By Jeff A. Benner, excerpted from his book The Living Words
Return to Index
|The sorrows of hell compassed me about: the snares of death prevented me. Psalm 18:5 (KJV)|
In the Old Testament, the Hebrew word שאול she'ol [H:7585] is translated as either "hell" or "grave" or in some translations, it is transliterated as "Sheol." What is she'ol and how did the Ancient Hebrews of the Old Testament perceive it? As I have said before, in order to better understand a word, it is essential to look at its root and other related words.
The verbal root of the word שאול she'ol [H:7585] is שאל sha'al [H:7592] and is used almost 200 times where it is usually translated as "asked" such as we see in Genesis 24:47.
|And I asked (sha'al) her and said...|
Why do we ask questions? We are looking for information that is currently unknown to us. This word, "unknown," is the key to understanding the root שאל sha'al [H:7592]. The word שאלה shi'eylah [H:7596], a noun derived from שאל sha'al [H:7592] is also related to the idea of "unknown" such as can be observed in Job 6:8 where it is translated as a request.
|Oh that I might have my request (shi'eylah); and that God would grant me the thing that I long for! (KJV)|
The word שאול she'ol [H:7585] is the place where one goes when they die. The question is, did they understand this to be simply the grave where one is buried or another place one goes after they die-the underworld? This is a difficult question for one to answer, because the Hebrew Bible never really defines she'ol. There is evidence, however, that the Hebrews understood she'ol to be more than just the grave. First, the word קבר qever [H:6913] is the Hebrew word meaning the "grave." Second, most scriptures using the word she'ol imply a place other than the grave. An example can found in Genesis 37:35.
|and all his sons and daughters rose up to comfort him but he refused to be comforted and he said, because I will go down to my son, unto she'ol, in mourning and his father wept for him.|
In this account Jacob believed a wild beast had eaten his son Joseph. As Joseph's body could not possibly be in a grave, Jacob knew that he would be with him somewhere-she'ol.
The Ancient Hebrews did not know where, or even what, she'ol was. To them it was an "unknown" place, hence its relationship to sha'al meaning "unknown." Ancient Hebrews never speculated on something unknown-to them it was simply "unknown" and left at that. But one with a Greek mindset always desires to know the unknown. It is our Greco-Roman western mindset that needs to know where and what she'ol is.
In the New Testament, we find three words translated as "hell." The first is geenna [G:1067]. When the New Testament was translated into Greek, the translators transliterated rather than translated some Hebrew words into Greek. An example of this is the word hallelouia [G:239], a word found in Revelation chapter 19, and is a transliteration of the Hebrew word יה-הללו halelu-ya [H:1984 & 3050] meaning "Praise Yah." The Greek word geenna is a transliteration of two Hebrew words, גיא gai [H:1516], meaning "valley" and הנם hinnom [H:2011], a place name of uncertain meaning.
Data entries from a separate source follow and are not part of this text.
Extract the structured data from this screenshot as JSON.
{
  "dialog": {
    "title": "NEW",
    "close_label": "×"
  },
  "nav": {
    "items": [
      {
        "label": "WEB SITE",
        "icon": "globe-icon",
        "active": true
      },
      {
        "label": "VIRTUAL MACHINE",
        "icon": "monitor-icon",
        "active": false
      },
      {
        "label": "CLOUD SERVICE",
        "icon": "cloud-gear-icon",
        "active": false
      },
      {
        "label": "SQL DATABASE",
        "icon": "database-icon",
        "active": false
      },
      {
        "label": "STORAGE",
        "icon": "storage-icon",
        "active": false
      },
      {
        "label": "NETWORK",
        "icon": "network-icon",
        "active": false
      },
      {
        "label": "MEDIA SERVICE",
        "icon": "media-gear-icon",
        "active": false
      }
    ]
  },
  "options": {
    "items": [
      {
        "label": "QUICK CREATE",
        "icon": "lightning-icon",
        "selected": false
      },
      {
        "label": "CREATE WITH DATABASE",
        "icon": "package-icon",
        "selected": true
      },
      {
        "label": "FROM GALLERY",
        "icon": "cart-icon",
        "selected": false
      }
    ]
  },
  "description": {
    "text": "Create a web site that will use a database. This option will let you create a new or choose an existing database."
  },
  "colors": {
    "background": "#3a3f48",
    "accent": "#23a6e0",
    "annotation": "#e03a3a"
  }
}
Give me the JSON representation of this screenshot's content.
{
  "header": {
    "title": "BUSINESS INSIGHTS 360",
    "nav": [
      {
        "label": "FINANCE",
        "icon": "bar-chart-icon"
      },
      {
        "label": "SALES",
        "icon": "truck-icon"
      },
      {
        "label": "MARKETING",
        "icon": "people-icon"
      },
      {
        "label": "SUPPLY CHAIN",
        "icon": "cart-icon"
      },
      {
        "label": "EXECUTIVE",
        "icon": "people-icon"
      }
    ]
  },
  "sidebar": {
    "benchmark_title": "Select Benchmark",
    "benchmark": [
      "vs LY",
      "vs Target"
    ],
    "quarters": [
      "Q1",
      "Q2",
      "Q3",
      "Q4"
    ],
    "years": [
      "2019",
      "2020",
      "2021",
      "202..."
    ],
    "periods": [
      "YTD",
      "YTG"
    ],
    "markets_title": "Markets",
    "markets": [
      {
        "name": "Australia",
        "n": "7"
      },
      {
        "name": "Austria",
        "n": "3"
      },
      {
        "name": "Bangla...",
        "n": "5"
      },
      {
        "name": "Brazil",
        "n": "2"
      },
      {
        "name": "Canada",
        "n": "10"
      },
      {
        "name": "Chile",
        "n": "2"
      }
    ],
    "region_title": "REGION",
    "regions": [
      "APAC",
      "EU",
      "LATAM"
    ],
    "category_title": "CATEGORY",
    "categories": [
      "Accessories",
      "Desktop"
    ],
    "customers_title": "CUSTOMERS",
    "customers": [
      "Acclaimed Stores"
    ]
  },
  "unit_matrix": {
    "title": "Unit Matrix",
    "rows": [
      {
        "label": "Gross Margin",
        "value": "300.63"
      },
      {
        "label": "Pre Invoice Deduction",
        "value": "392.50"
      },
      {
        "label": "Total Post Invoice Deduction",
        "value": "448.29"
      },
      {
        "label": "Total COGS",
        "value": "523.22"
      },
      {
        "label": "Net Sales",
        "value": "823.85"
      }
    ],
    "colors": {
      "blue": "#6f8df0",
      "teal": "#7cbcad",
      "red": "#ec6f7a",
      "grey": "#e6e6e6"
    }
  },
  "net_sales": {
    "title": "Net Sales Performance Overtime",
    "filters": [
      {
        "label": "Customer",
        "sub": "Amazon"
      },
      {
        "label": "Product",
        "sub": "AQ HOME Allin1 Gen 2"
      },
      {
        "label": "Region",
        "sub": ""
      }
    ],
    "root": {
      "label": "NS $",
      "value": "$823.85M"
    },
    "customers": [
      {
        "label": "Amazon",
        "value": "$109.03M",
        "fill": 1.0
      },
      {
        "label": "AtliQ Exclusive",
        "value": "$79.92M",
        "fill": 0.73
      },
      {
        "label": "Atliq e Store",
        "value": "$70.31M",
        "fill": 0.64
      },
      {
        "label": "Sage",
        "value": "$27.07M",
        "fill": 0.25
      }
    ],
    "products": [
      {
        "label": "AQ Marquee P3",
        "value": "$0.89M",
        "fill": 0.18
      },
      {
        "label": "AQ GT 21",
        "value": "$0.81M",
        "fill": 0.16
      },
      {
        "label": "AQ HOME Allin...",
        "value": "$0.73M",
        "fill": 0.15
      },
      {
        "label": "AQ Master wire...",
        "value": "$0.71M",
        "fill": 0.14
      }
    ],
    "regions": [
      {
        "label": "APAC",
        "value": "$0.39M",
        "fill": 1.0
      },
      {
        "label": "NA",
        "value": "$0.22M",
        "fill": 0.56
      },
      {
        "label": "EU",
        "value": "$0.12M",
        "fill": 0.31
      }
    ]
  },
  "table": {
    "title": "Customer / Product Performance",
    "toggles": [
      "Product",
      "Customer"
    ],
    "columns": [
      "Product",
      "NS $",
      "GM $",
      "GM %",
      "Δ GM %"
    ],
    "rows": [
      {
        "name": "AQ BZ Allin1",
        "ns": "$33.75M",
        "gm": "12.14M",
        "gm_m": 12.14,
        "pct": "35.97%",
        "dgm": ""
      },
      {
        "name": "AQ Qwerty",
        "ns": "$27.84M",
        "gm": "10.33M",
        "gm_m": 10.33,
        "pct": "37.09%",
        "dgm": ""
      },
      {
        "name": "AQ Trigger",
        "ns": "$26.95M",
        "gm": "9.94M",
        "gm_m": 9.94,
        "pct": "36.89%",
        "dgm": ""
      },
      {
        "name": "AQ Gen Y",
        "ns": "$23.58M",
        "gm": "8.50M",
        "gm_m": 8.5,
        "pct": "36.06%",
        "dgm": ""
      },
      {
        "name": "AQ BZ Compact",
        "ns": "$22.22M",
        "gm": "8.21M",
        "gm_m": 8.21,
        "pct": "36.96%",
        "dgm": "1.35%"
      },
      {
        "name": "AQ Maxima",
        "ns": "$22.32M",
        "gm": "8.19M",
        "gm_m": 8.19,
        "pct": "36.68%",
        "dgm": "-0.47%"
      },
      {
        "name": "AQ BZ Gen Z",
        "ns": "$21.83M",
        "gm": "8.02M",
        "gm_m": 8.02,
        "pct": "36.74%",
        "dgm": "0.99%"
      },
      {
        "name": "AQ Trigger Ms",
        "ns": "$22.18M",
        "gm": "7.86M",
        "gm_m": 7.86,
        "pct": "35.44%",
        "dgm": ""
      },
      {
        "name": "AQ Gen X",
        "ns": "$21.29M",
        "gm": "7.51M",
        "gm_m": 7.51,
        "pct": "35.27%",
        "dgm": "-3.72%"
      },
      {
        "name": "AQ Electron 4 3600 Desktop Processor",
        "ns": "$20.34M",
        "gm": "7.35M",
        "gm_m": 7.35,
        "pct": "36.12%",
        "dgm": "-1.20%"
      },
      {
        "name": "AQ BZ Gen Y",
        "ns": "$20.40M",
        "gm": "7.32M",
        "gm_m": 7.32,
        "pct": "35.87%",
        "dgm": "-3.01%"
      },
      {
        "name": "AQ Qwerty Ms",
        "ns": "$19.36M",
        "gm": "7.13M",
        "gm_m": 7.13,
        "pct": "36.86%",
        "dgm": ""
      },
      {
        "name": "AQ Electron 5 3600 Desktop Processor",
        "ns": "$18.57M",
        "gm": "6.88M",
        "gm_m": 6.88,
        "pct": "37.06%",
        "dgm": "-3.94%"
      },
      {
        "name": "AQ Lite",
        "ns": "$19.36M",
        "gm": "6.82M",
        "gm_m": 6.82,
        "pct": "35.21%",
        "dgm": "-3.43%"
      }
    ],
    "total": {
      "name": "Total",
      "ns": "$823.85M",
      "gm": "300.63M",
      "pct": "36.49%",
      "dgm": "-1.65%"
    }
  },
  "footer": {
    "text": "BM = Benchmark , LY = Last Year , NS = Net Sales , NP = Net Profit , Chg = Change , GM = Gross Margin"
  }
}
Gai hinnom or "Valley of Hinnom" is the name of a valley outside Jerusalem. In the days of Yeshua the "Valley of Hinnom" burned continually with fires that consumed the garbage and dead animals dumped there by the inhabitants of the city.
|And if thy hand offend thee, cut it off: it is better for thee to enter into life maimed, than having two hands to go into hell (geenna), into the fire that never shall be quenched : Mark 9:43 (KJV)|
The idea of a "fire" being associated with she'ol is unique to the New Testament and no such reference will be found in the Old Testament. Apparently, the fires of hell are a concept introduced into the Hebrew culture from an outside source, possibly while Israel was in Babylon during their captivity.
The second word translated as "hell" in the New Testament is hades [G:86]. This is the Greek word used in the Greek Septuagint for the Hebrew word she'ol. Hades is used in the New Testament in the same sense as the Hebrew she'ol, the place of the dead, the underworld. However, in the New Testament hades/she'ol is first described as a place of torment.
|And in hell (hades) he lift up his eyes, being in torments , and seeth Abraham afar off, and Lazarus in his bosom. Luke 16:23 KJV|
The third word translated as hell is tartaroo [G:5020] and is found only once in the Bible.
|For if God spared not the angels that sinned, but cast them down to hell (tartaroo), and delivered them into chains of darkness, to be reserved unto judgment 2 Peter 2:4 (KJV)|
The word tartaros (The verb tartaroo, from the noun tartaros, means "cast into tartaros.") comes from Greek Mythology and was a deep abyss and a place of torment where the Greek gods banished their enemies. The use of this word in the New Testament is a clear case of a Greek influence on the New Testament text.
AHRC Book Recommendation
(see our other recommendations)